**Exercise goal**
Wherever the string "user" appears in the entries below, return the line that holds it.

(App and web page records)
"""
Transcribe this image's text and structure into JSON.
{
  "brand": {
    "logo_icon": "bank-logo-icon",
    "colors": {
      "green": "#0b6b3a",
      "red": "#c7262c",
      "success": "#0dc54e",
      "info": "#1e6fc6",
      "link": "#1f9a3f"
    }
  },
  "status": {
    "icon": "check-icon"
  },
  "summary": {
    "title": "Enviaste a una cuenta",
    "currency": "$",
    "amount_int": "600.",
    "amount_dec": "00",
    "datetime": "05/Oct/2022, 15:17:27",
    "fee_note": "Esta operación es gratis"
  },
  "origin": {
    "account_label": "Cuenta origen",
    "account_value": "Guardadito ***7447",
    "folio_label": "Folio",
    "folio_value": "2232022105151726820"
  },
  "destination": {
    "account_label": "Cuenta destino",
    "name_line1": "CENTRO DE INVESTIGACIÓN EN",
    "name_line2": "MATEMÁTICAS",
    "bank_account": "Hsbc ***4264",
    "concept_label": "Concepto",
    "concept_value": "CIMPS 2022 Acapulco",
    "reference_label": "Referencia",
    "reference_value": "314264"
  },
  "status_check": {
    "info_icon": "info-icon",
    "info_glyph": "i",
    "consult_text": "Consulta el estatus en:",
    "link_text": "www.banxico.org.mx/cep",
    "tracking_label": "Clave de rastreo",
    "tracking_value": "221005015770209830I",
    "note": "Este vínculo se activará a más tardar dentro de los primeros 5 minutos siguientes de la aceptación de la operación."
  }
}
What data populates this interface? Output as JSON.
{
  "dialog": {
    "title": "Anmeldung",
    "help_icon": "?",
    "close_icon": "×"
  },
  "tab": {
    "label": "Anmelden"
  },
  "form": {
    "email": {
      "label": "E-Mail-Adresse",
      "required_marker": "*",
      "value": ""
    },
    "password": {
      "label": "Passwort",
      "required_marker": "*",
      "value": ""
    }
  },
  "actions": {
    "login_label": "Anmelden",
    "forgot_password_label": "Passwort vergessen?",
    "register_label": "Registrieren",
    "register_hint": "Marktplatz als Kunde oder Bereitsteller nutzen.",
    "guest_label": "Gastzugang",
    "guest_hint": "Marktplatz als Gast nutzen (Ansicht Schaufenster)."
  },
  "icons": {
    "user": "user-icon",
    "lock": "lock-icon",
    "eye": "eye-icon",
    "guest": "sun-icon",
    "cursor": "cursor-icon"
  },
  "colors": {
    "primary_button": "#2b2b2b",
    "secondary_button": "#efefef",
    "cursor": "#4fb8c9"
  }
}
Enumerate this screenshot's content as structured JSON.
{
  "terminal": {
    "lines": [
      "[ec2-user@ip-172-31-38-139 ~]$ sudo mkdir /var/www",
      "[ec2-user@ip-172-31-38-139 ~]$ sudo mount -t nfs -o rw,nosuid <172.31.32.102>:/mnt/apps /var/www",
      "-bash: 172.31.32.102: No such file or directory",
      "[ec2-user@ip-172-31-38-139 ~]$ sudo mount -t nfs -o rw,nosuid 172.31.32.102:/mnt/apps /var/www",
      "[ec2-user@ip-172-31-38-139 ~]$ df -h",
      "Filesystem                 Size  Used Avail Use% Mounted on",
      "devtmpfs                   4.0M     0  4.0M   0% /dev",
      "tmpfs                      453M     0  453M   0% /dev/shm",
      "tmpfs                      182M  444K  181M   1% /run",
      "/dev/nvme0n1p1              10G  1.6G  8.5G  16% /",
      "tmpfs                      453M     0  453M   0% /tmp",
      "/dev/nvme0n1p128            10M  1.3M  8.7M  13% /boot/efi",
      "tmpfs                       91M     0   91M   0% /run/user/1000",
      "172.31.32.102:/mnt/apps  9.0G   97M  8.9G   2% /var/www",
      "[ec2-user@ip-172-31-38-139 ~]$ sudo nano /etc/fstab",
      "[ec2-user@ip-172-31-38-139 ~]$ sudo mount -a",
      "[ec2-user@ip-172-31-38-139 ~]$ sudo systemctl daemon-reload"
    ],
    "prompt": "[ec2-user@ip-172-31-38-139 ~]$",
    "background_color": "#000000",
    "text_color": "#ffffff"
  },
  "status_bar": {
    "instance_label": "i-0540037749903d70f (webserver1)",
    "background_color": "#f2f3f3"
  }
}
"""
**Response to the task**
    "user": "user-icon",
      "[ec2-user@ip-172-31-38-139 ~]$ sudo mkdir /var/www",
      "[ec2-user@ip-172-31-38-139 ~]$ sudo mount -t nfs -o rw,nosuid <172.31.32.102>:/mnt/apps /var/www",
      "[ec2-user@ip-172-31-38-139 ~]$ sudo mount -t nfs -o rw,nosuid 172.31.32.102:/mnt/apps /var/www",
      "[ec2-user@ip-172-31-38-139 ~]$ df -h",
      "tmpfs                       91M     0   91M   0% /run/user/1000",
      "[ec2-user@ip-172-31-38-139 ~]$ sudo nano /etc/fstab",
      "[ec2-user@ip-172-31-38-139 ~]$ sudo mount -a",
      "[ec2-user@ip-172-31-38-139 ~]$ sudo systemctl daemon-reload"
    "prompt": "[ec2-user@ip-172-31-38-139 ~]$",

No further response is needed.